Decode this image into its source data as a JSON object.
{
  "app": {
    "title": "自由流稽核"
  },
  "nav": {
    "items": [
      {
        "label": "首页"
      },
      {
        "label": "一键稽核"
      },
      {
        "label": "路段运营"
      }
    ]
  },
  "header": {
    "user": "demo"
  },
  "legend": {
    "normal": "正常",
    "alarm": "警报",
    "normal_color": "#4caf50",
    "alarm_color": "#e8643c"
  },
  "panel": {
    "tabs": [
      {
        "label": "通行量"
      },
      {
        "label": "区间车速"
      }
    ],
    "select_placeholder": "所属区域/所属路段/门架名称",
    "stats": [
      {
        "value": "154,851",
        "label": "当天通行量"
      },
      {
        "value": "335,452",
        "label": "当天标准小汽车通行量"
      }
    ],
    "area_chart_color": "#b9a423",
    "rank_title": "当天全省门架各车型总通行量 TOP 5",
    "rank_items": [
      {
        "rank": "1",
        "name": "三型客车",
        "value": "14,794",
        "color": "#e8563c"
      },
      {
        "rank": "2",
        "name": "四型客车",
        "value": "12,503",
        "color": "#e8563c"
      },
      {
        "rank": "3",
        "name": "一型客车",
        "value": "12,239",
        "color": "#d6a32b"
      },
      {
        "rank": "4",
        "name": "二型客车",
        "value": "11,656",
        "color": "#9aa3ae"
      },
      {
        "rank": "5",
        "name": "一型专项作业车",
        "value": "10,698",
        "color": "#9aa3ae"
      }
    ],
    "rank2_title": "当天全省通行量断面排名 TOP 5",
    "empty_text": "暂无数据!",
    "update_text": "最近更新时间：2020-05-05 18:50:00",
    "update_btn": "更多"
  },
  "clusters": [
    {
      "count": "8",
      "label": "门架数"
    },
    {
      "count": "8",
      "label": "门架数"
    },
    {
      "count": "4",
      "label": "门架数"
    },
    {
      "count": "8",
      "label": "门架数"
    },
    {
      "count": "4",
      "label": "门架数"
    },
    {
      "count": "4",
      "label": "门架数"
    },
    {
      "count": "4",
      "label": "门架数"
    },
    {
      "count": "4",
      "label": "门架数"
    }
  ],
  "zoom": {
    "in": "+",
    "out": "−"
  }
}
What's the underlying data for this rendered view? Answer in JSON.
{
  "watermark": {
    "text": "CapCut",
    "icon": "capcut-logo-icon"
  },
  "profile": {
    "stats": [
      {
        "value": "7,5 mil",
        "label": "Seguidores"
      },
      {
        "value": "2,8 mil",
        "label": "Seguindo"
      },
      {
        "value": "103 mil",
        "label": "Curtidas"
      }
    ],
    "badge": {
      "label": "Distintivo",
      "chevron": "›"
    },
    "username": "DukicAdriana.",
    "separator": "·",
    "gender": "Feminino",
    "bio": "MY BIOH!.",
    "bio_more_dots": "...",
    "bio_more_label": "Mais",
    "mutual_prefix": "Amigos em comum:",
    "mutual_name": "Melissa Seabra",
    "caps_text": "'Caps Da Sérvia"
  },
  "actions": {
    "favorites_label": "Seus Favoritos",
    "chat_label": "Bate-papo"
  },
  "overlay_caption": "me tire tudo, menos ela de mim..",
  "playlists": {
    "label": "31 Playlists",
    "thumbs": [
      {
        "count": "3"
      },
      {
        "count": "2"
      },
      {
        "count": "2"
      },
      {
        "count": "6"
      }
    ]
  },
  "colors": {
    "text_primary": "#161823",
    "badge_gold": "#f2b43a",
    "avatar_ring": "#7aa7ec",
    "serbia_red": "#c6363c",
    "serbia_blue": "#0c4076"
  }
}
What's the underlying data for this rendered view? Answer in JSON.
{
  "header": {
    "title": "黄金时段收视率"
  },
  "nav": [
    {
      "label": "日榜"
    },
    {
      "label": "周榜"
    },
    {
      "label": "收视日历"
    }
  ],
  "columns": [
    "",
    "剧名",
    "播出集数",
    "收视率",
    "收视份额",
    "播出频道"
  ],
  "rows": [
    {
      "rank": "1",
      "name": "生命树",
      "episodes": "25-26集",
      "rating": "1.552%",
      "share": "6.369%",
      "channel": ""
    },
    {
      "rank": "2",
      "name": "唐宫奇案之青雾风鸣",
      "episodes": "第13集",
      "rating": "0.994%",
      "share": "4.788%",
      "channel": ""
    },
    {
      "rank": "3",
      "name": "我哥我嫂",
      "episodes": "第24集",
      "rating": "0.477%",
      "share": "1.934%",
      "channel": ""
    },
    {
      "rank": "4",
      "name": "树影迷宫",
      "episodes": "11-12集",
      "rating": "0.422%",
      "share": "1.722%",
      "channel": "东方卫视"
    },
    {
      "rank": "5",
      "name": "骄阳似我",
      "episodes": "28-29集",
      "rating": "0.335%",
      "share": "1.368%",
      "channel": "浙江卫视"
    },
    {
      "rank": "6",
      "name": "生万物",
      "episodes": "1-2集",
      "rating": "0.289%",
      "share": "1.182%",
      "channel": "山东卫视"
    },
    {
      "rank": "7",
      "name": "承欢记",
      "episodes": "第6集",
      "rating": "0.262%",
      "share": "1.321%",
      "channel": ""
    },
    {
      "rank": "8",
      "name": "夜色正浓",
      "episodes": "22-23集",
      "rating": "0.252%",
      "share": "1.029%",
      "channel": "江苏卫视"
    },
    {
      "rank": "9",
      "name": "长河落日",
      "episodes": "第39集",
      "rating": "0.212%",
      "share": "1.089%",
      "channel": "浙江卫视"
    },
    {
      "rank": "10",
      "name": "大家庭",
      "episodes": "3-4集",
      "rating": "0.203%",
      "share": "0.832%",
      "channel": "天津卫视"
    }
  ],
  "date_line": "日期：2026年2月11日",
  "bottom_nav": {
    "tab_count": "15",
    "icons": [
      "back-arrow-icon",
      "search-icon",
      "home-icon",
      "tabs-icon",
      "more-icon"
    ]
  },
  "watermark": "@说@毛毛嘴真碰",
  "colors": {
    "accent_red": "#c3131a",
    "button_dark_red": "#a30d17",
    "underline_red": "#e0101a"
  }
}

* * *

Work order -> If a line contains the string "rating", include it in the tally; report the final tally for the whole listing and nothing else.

Exercise answer -> 10